The data
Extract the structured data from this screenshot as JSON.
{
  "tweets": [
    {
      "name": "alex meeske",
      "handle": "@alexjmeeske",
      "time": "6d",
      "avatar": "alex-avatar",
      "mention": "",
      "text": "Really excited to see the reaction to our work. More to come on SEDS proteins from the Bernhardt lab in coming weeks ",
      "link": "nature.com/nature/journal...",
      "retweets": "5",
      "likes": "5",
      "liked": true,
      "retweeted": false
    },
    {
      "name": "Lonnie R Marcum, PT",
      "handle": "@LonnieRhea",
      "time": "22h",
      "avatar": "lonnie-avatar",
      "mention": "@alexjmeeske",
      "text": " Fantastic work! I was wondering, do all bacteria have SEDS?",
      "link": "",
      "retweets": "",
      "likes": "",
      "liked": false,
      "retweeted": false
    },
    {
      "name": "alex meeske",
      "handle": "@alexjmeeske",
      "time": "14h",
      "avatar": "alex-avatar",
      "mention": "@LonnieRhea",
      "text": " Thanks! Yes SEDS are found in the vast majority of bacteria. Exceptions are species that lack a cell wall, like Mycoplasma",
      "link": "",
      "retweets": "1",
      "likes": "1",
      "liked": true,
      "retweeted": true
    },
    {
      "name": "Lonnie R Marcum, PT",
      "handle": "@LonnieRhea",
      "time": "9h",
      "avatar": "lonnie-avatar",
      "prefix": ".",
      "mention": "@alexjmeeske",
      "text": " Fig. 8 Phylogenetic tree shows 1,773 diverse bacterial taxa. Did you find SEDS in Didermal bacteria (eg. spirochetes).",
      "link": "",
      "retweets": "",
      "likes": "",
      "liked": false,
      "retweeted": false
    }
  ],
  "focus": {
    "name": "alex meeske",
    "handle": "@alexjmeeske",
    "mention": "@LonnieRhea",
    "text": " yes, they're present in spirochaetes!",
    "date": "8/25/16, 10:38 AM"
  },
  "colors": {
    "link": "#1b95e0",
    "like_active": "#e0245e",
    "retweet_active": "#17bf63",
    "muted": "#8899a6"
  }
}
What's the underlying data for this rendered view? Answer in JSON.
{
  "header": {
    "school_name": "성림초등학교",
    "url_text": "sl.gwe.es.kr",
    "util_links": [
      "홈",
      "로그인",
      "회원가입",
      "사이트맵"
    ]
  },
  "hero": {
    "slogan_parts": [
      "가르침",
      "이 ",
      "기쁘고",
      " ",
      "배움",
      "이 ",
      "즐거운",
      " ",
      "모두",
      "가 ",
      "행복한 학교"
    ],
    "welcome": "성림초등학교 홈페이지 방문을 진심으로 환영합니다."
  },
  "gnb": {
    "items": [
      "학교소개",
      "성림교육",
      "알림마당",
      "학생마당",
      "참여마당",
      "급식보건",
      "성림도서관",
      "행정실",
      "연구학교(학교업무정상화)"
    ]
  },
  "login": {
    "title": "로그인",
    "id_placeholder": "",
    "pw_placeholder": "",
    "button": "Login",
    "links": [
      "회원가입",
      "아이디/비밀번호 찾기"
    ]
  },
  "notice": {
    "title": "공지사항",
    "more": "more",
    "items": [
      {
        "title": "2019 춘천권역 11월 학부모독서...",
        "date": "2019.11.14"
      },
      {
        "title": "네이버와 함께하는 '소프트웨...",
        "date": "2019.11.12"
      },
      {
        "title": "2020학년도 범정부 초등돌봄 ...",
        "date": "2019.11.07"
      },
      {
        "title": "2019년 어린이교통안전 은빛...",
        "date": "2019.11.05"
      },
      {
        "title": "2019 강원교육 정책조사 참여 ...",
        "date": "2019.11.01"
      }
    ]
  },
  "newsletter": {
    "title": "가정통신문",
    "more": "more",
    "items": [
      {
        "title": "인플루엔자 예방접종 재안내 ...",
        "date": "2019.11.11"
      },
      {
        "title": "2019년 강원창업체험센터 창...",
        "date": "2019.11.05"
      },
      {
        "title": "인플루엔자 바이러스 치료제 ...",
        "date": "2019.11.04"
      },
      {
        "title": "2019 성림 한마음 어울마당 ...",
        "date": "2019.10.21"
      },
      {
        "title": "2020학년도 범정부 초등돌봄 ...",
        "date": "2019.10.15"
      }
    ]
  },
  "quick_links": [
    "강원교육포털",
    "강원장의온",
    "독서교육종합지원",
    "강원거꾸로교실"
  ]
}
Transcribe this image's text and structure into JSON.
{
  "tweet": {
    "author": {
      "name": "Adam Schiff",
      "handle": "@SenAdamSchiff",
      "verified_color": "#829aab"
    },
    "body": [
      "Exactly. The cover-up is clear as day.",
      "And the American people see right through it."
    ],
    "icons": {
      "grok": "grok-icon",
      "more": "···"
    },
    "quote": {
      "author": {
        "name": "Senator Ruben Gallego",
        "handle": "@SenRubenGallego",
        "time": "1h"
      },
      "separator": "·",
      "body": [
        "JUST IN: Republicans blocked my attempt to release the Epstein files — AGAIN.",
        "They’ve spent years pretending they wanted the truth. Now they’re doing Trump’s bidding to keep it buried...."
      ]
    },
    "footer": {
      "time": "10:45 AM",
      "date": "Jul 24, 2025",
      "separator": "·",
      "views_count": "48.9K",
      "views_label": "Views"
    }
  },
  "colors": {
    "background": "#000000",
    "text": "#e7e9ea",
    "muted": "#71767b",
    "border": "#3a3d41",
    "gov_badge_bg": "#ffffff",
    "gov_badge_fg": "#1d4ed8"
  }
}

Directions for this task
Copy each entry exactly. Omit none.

Answer box
Extract the structured data from this screenshot as JSON.
{
  "tweets": [
    {
      "name": "alex meeske",
      "handle": "@alexjmeeske",
      "time": "6d",
      "avatar": "alex-avatar",
      "mention": "",
      "text": "Really excited to see the reaction to our work. More to come on SEDS proteins from the Bernhardt lab in coming weeks ",
      "link": "nature.com/nature/journal...",
      "retweets": "5",
      "likes": "5",
      "liked": true,
      "retweeted": false
    },
    {
      "name": "Lonnie R Marcum, PT",
      "handle": "@LonnieRhea",
      "time": "22h",
      "avatar": "lonnie-avatar",
      "mention": "@alexjmeeske",
      "text": " Fantastic work! I was wondering, do all bacteria have SEDS?",
      "link": "",
      "retweets": "",
      "likes": "",
      "liked": false,
      "retweeted": false
    },
    {
      "name": "alex meeske",
      "handle": "@alexjmeeske",
      "time": "14h",
      "avatar": "alex-avatar",
      "mention": "@LonnieRhea",
      "text": " Thanks! Yes SEDS are found in the vast majority of bacteria. Exceptions are species that lack a cell wall, like Mycoplasma",
      "link": "",
      "retweets": "1",
      "likes": "1",
      "liked": true,
      "retweeted": true
    },
    {
      "name": "Lonnie R Marcum, PT",
      "handle": "@LonnieRhea",
      "time": "9h",
      "avatar": "lonnie-avatar",
      "prefix": ".",
      "mention": "@alexjmeeske",
      "text": " Fig. 8 Phylogenetic tree shows 1,773 diverse bacterial taxa. Did you find SEDS in Didermal bacteria (eg. spirochetes).",
      "link": "",
      "retweets": "",
      "likes": "",
      "liked": false,
      "retweeted": false
    }
  ],
  "focus": {
    "name": "alex meeske",
    "handle": "@alexjmeeske",
    "mention": "@LonnieRhea",
    "text": " yes, they're present in spirochaetes!",
    "date": "8/25/16, 10:38 AM"
  },
  "colors": {
    "link": "#1b95e0",
    "like_active": "#e0245e",
    "retweet_active": "#17bf63",
    "muted": "#8899a6"
  }
}
What's the underlying data for this rendered view? Answer in JSON.
{
  "header": {
    "school_name": "성림초등학교",
    "url_text": "sl.gwe.es.kr",
    "util_links": [
      "홈",
      "로그인",
      "회원가입",
      "사이트맵"
    ]
  },
  "hero": {
    "slogan_parts": [
      "가르침",
      "이 ",
      "기쁘고",
      " ",
      "배움",
      "이 ",
      "즐거운",
      " ",
      "모두",
      "가 ",
      "행복한 학교"
    ],
    "welcome": "성림초등학교 홈페이지 방문을 진심으로 환영합니다."
  },
  "gnb": {
    "items": [
      "학교소개",
      "성림교육",
      "알림마당",
      "학생마당",
      "참여마당",
      "급식보건",
      "성림도서관",
      "행정실",
      "연구학교(학교업무정상화)"
    ]
  },
  "login": {
    "title": "로그인",
    "id_placeholder": "",
    "pw_placeholder": "",
    "button": "Login",
    "links": [
      "회원가입",
      "아이디/비밀번호 찾기"
    ]
  },
  "notice": {
    "title": "공지사항",
    "more": "more",
    "items": [
      {
        "title": "2019 춘천권역 11월 학부모독서...",
        "date": "2019.11.14"
      },
      {
        "title": "네이버와 함께하는 '소프트웨...",
        "date": "2019.11.12"
      },
      {
        "title": "2020학년도 범정부 초등돌봄 ...",
        "date": "2019.11.07"
      },
      {
        "title": "2019년 어린이교통안전 은빛...",
        "date": "2019.11.05"
      },
      {
        "title": "2019 강원교육 정책조사 참여 ...",
        "date": "2019.11.01"
      }
    ]
  },
  "newsletter": {
    "title": "가정통신문",
    "more": "more",
    "items": [
      {
        "title": "인플루엔자 예방접종 재안내 ...",
        "date": "2019.11.11"
      },
      {
        "title": "2019년 강원창업체험센터 창...",
        "date": "2019.11.05"
      },
      {
        "title": "인플루엔자 바이러스 치료제 ...",
        "date": "2019.11.04"
      },
      {
        "title": "2019 성림 한마음 어울마당 ...",
        "date": "2019.10.21"
      },
      {
        "title": "2020학년도 범정부 초등돌봄 ...",
        "date": "2019.10.15"
      }
    ]
  },
  "quick_links": [
    "강원교육포털",
    "강원장의온",
    "독서교육종합지원",
    "강원거꾸로교실"
  ]
}
Transcribe this image's text and structure into JSON.
{
  "tweet": {
    "author": {
      "name": "Adam Schiff",
      "handle": "@SenAdamSchiff",
      "verified_color": "#829aab"
    },
    "body": [
      "Exactly. The cover-up is clear as day.",
      "And the American people see right through it."
    ],
    "icons": {
      "grok": "grok-icon",
      "more": "···"
    },
    "quote": {
      "author": {
        "name": "Senator Ruben Gallego",
        "handle": "@SenRubenGallego",
        "time": "1h"
      },
      "separator": "·",
      "body": [
        "JUST IN: Republicans blocked my attempt to release the Epstein files — AGAIN.",
        "They’ve spent years pretending they wanted the truth. Now they’re doing Trump’s bidding to keep it buried...."
      ]
    },
    "footer": {
      "time": "10:45 AM",
      "date": "Jul 24, 2025",
      "separator": "·",
      "views_count": "48.9K",
      "views_label": "Views"
    }
  },
  "colors": {
    "background": "#000000",
    "text": "#e7e9ea",
    "muted": "#71767b",
    "border": "#3a3d41",
    "gov_badge_bg": "#ffffff",
    "gov_badge_fg": "#1d4ed8"
  }
}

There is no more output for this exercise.